BORGER: First of all, I have to talk about that letter. You know, I'm Jewish. And, you know, everyone has a Bubby in their family. And, you know, it's hard. Thinking of the President, look, he wanted to come. He wanted to pay his respects. The Jewish community is divided. And, you know, some felt that today is a day of burial. As you know, Jews bury their dead quickly and that he shouldn't have inserted himself into this. But he is the President of the United States, and some said, you know, he should be welcome in this community, as David Shribman was talking earlier to Anderson. You know, this is a community that welcomes everybody, so, there are going to be divisions. I think, obviously, what we're watching for is a President who has been unable to be empathetic and a consoler and play the pastoral role that Presidents are very often required to play.

BALDWIN: There they are.

BORGER: And here he is with Melania. So, we'll just -- you know, it's a very, very somber moment. Not only for this community, but for the country and for all of us for whom family is so important.

BALDWIN: You know, listening to the rabbi from the synagogue, would welcome this President. This is a -- it's a welcoming faith. It was shabbat service on Saturday morning. Anyone could have walked in those synagogue doors and attended. And, you know, to see the President and the first lady obviously there to pay their respects but after this, the President has all those different rallies ahead of the midterms, and this was the day that he could make it.

[15:55:00] What do you think -- just in 60 seconds -- what do think he needs to -- and there's Ivanka and Jared Kushner -- what do they need to do to say?

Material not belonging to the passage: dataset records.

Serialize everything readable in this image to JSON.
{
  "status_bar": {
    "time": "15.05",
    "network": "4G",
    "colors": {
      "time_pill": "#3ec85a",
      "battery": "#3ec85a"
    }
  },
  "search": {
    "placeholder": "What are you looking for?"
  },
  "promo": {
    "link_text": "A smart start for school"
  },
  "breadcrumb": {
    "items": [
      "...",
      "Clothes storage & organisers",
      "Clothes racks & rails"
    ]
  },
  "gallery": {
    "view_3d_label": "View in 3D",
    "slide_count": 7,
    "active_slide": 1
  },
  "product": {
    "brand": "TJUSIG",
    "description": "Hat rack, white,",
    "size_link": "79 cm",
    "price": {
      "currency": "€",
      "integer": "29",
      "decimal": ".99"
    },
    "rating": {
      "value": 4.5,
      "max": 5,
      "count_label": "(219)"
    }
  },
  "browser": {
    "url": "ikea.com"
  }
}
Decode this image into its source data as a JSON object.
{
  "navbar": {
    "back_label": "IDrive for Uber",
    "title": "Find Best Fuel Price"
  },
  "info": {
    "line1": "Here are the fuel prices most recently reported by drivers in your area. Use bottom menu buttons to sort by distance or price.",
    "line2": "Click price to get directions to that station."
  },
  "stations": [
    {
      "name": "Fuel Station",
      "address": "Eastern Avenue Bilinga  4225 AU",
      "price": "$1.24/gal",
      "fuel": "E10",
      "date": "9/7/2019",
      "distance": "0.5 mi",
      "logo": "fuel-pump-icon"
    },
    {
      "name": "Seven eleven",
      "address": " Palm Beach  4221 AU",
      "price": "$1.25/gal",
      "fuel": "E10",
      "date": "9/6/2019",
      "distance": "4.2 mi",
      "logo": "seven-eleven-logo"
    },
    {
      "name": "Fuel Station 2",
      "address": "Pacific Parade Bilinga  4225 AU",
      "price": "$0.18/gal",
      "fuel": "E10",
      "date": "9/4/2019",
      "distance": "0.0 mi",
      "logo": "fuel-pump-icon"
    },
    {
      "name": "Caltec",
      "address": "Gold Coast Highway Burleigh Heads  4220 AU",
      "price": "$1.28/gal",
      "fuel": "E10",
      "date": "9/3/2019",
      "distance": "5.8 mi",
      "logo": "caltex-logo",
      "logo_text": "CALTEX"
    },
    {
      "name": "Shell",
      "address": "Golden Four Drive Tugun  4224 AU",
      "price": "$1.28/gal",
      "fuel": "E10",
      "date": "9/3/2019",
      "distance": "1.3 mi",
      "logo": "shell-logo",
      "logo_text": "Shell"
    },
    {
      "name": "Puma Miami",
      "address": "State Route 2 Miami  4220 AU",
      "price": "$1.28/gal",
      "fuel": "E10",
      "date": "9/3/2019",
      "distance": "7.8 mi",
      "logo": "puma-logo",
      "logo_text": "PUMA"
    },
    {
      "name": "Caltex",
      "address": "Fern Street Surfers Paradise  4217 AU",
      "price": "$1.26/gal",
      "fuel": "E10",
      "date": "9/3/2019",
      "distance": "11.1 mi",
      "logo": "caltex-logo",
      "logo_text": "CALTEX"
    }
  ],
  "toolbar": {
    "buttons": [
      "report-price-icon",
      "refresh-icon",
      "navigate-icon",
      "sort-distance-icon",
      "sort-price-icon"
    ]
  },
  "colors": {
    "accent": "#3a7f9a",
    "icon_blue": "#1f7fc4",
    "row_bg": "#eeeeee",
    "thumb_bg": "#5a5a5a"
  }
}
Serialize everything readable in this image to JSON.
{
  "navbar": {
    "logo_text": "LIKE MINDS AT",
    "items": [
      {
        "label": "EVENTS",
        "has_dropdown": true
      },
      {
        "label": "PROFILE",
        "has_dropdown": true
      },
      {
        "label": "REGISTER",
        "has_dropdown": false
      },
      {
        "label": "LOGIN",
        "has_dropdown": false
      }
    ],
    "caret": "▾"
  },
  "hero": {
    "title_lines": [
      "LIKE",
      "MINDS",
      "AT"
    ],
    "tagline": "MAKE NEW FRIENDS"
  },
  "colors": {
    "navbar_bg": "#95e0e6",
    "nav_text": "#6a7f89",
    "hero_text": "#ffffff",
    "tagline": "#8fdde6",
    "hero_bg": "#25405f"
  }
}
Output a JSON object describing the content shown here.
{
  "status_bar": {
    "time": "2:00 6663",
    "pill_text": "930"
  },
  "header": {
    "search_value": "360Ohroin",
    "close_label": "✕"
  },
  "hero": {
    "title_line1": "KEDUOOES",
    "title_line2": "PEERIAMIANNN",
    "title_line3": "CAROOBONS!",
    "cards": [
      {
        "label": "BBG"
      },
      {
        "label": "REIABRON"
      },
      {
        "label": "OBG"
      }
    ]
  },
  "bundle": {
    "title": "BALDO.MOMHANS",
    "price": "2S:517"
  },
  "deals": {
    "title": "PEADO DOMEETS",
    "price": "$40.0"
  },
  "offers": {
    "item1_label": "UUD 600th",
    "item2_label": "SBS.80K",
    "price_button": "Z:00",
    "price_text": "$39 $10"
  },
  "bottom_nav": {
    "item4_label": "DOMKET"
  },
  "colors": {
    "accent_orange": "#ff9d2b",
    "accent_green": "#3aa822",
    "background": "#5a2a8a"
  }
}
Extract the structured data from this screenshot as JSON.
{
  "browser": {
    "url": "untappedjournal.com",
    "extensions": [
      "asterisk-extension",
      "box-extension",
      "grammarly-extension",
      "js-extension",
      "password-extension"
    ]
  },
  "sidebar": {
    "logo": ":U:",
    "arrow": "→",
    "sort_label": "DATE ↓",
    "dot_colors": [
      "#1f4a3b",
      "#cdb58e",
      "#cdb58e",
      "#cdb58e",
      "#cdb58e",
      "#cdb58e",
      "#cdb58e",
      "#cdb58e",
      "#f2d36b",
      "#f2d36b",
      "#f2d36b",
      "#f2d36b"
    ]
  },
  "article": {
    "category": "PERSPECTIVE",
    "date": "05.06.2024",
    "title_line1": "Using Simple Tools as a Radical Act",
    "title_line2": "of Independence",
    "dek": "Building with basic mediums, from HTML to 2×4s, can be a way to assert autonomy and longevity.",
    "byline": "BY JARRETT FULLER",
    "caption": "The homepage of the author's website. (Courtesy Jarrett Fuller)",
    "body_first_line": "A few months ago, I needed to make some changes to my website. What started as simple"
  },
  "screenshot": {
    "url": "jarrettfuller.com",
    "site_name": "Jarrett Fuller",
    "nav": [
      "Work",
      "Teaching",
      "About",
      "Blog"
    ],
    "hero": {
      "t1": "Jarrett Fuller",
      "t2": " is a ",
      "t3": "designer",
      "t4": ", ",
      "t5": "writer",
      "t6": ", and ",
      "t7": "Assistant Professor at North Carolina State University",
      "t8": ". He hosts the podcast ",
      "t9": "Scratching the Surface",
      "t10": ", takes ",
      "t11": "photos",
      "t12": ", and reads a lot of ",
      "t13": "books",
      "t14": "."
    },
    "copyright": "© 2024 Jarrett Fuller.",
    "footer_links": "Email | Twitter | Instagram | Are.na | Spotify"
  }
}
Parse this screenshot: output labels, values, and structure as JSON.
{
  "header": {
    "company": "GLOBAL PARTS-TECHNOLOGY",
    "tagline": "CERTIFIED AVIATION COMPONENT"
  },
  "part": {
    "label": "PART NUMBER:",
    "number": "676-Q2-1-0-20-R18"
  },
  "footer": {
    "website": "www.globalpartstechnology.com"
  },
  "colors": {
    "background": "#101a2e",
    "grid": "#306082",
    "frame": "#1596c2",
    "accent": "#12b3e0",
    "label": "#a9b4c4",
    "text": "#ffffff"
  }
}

Or is their presence enough?

BORGER: I think they just need to embrace everyone. I think there needs to be a sense this cannot happen, cannot stand. Should not happen in this country. I think you just leave the politics aside. And we'll what happens later in the week. But, you know, this is a moment for mourning and it's a moment for community. And it's a moment for the country. And I think that everything else kind of has to fade away when you think of someone like Bubby, who got murdered at 97 in a temple. That's all you can do, is try and hug people back.

BALDWIN: Gloria, thank you. We're back in a moment. (COMMERCIAL BREAK)

JAKE TAPPER, CNN HOST: So, President Trump is sending more U.S. service members to the U.S./Mexico border than there are fighting ISIS in Iraq and Syria? Do I have that right? "THE LEAD" starts right now.

Too soon. President Trump in Pittsburgh right now.